Stored records
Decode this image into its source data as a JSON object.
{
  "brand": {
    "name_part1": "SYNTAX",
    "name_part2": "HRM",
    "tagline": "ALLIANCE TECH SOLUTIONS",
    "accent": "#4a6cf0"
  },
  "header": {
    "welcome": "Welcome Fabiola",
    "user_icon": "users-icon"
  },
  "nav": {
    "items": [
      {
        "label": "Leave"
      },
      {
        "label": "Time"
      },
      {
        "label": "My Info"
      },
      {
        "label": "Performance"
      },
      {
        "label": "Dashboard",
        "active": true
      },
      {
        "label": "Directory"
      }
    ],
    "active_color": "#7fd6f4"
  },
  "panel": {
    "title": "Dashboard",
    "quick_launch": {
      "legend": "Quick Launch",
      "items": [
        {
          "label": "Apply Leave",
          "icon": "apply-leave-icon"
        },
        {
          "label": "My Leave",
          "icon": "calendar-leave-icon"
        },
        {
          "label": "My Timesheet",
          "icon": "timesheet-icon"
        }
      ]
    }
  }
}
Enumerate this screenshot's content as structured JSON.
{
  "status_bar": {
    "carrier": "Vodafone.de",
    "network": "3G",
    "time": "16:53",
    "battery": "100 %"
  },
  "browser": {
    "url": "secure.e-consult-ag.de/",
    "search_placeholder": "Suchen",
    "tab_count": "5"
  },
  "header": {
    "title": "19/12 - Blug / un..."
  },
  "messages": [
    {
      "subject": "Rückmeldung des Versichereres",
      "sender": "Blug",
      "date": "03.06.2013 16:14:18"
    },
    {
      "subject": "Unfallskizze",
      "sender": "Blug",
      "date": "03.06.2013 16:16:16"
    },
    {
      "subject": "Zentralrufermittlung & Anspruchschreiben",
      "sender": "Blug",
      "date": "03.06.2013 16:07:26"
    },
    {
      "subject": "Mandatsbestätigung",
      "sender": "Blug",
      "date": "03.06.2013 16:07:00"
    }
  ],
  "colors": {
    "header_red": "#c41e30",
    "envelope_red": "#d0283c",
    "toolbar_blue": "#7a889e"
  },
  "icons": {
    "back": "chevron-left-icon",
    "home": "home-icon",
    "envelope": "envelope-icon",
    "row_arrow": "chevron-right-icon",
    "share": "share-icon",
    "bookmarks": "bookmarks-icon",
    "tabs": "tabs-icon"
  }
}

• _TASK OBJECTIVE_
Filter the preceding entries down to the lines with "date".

• _SOLUTION BELOW_
      "date": "03.06.2013 16:14:18"
      "date": "03.06.2013 16:16:16"
      "date": "03.06.2013 16:07:26"
      "date": "03.06.2013 16:07:00"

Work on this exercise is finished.